the manner in which worker exploitation takes place can vary widely between different countries, regions, and firms. its form is bound up with context-specific forms of labor markets and local employment relations. we’ll return to these below. however, one common element of exploitation across low- and middle-income countries is the tendency for employers to exert significant control over workers in the workplace. a detailed look at this control can be found in chapter 5.
dr. ashok kumar is an ips officer of the state of uttarakhand in india. with a phd in economics, having conducted research in the fields of labour economics and development economics, he has been one of the prime movers behind several unique projects in the state of uttarakhand, in which he has used the various administrative mechanisms of the government to help poor people who find themselves struggling due to socio-economic factors that play an integral role in indian society. his recent work on monopsony capitalism: power and production in the twilight of the sweatshop age, currently available from his website https://www.authordavekumar.com/

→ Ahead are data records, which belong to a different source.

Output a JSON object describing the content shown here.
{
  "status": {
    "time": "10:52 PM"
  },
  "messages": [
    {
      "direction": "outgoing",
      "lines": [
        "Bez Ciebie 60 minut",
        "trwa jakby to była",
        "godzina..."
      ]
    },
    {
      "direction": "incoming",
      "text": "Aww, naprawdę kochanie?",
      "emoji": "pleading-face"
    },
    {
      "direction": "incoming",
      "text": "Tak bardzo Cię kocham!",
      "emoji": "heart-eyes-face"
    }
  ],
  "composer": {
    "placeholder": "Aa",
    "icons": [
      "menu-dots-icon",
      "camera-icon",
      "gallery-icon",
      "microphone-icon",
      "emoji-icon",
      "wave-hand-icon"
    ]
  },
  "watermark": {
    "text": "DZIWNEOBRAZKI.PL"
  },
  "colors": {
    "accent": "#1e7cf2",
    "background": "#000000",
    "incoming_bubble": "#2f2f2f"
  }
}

as the internet has become mainstream, more and more people in india have become connected to the global economy. this has caused an increase in income disparities throughout the country. some people who participate in the digital economy stand to gain tremendously, while others who do not participate are left with less access to jobs and opportunities. these changes in the economy of the digital age have led to a rise in criminal activity.